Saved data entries
——————————

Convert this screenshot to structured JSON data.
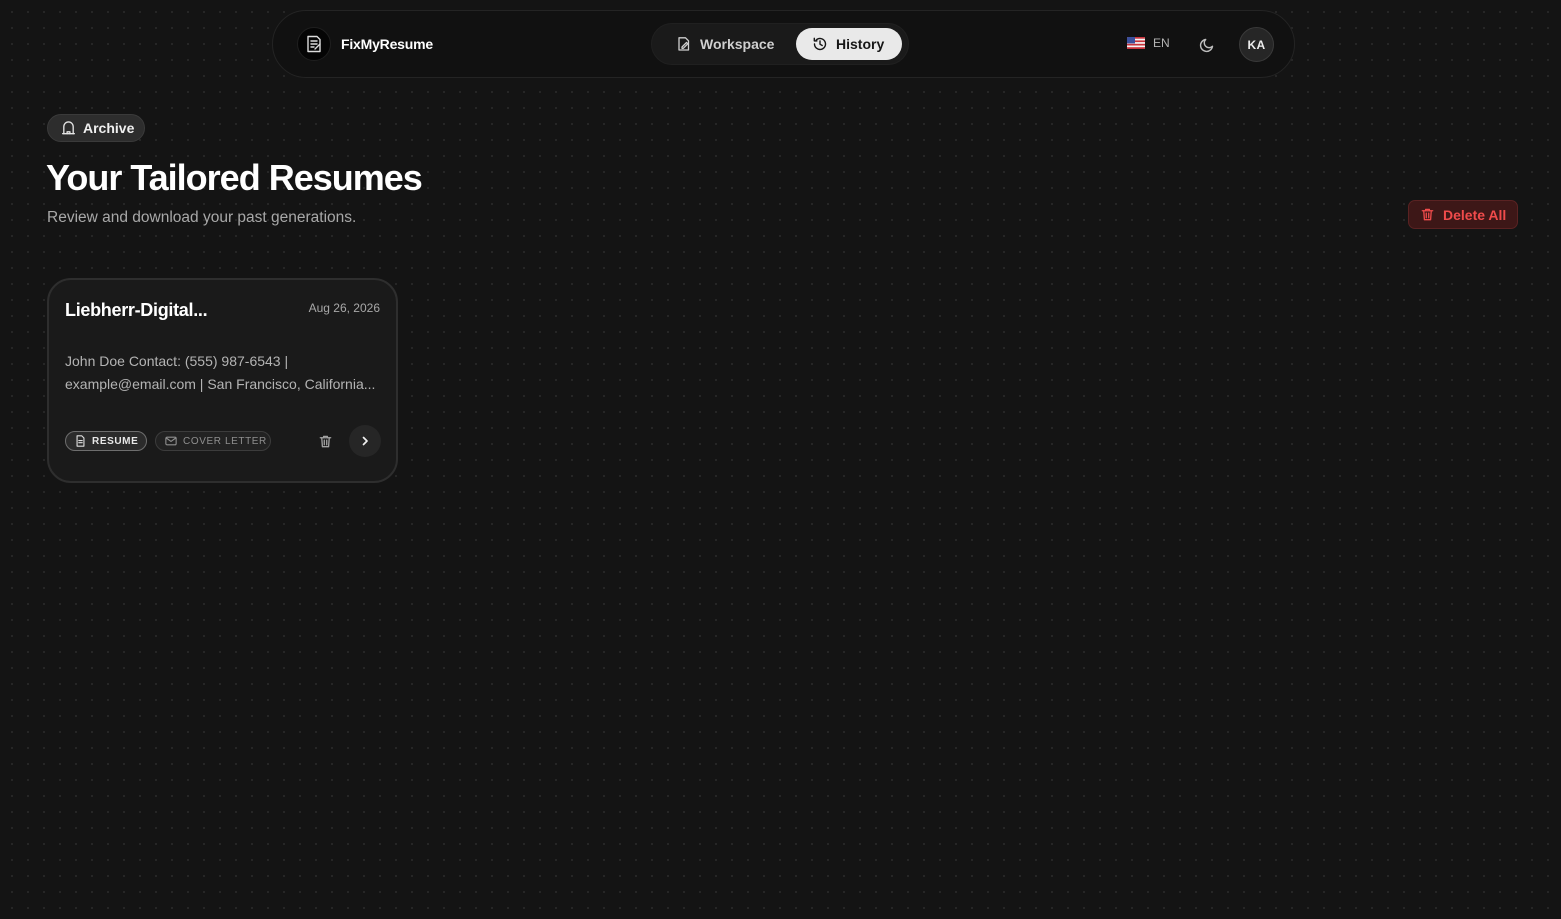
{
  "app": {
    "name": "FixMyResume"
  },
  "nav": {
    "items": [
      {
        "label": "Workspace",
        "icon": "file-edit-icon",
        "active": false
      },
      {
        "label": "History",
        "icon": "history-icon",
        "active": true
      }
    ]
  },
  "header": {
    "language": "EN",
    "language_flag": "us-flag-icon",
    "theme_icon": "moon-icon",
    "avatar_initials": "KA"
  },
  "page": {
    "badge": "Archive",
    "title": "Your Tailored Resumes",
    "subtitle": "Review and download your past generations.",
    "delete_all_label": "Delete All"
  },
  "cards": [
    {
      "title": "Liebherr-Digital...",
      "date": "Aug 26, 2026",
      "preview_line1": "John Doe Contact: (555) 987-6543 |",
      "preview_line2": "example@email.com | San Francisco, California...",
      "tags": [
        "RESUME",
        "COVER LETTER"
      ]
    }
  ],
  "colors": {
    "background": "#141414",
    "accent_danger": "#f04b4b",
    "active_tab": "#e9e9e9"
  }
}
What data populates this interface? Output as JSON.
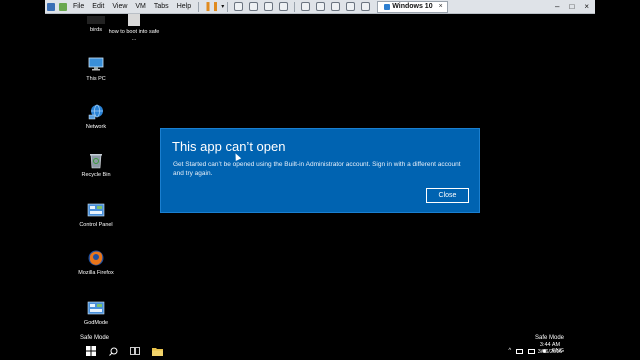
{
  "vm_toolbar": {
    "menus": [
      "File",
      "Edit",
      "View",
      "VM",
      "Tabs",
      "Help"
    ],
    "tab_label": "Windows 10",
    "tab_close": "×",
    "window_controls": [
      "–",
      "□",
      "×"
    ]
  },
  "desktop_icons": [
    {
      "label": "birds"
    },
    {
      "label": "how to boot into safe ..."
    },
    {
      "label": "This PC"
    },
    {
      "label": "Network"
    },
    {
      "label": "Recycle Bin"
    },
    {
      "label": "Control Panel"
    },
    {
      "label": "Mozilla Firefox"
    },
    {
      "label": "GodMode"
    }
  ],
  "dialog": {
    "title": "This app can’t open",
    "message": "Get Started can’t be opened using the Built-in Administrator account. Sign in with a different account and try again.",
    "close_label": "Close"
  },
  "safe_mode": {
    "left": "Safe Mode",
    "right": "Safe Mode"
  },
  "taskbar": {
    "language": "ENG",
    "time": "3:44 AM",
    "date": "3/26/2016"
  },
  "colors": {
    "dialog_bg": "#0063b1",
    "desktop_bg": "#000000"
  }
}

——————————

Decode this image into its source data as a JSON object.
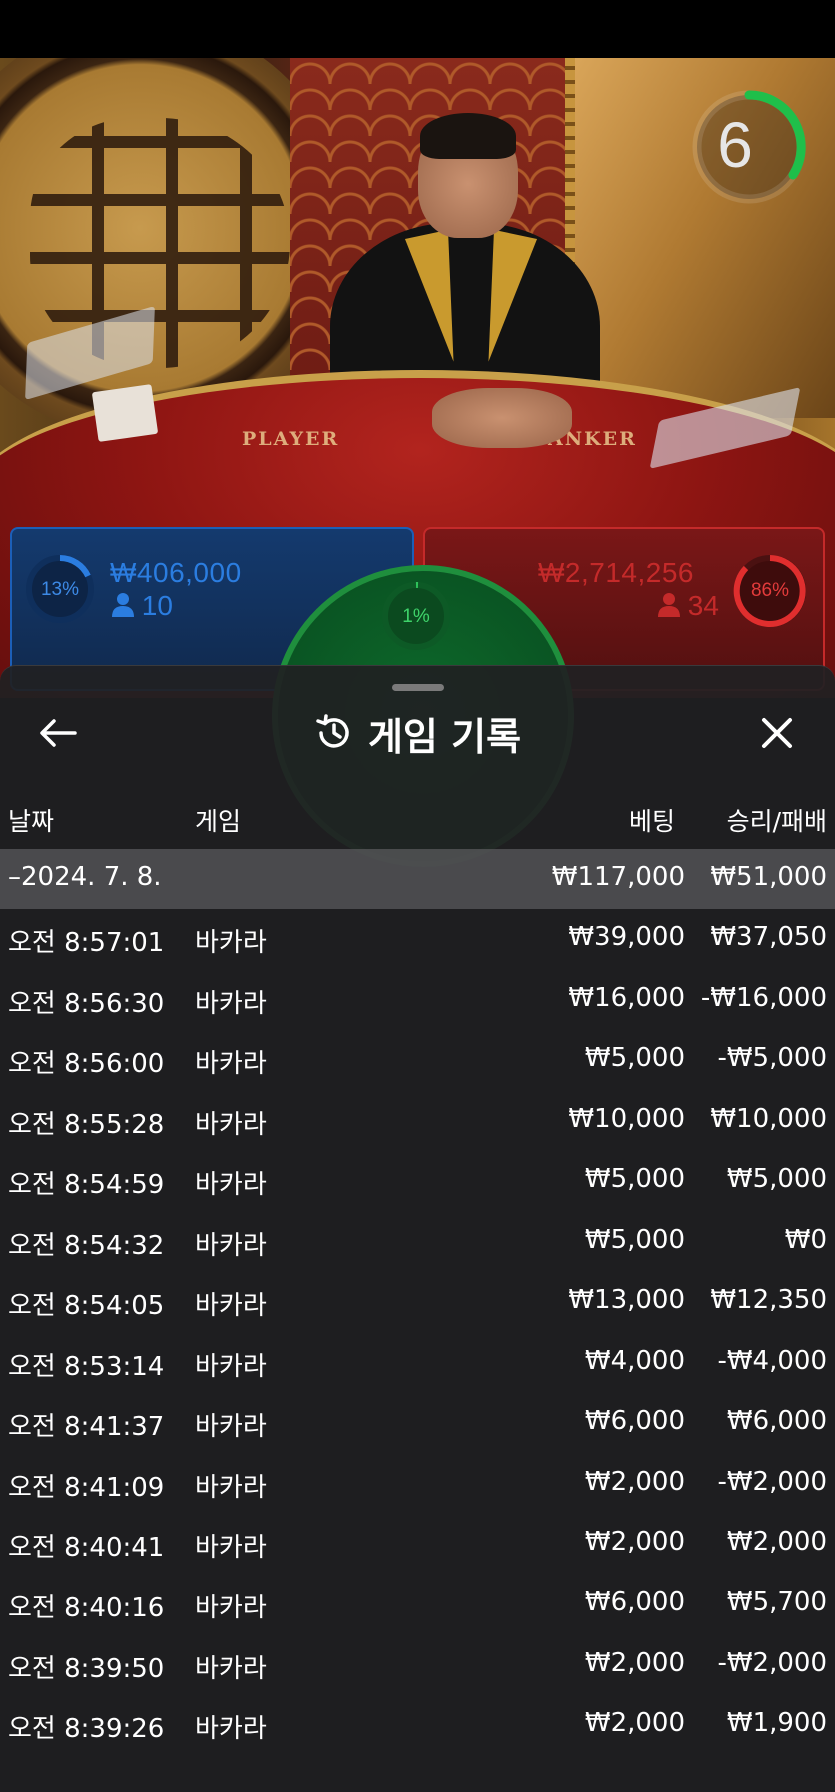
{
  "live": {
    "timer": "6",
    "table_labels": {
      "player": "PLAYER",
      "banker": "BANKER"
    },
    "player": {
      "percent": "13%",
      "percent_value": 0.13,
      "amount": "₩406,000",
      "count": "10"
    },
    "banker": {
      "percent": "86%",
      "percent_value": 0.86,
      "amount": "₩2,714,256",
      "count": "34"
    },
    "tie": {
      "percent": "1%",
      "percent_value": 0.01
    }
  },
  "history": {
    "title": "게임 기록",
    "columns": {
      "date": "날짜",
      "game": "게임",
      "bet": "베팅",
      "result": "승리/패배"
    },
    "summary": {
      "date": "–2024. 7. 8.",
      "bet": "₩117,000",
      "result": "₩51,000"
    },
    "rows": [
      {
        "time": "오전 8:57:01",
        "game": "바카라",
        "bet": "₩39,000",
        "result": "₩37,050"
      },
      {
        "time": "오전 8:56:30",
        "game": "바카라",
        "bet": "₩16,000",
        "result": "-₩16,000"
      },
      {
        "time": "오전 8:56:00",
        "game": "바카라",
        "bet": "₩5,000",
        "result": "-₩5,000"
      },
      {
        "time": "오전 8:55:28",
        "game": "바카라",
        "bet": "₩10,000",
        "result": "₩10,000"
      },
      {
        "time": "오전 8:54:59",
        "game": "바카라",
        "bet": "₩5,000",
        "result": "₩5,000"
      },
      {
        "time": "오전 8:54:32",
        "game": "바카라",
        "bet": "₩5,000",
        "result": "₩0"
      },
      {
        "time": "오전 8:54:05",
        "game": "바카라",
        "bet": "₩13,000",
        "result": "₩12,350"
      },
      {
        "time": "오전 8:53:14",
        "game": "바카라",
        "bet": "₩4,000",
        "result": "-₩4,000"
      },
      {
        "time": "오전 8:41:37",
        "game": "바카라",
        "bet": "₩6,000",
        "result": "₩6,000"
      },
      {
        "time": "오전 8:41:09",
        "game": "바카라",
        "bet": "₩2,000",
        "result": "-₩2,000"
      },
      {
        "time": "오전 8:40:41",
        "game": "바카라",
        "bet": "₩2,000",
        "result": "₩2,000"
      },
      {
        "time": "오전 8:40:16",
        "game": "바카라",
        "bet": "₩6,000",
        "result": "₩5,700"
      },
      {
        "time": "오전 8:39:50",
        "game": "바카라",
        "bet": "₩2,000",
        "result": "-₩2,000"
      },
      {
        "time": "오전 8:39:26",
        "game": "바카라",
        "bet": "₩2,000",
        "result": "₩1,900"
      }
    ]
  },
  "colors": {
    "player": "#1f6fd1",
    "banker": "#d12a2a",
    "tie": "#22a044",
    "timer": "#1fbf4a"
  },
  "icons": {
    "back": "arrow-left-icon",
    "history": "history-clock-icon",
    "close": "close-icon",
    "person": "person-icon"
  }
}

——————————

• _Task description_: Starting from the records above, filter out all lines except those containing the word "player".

• _Problem solution_:
      "player": "PLAYER",
    "player": {
    "player": "#1f6fd1",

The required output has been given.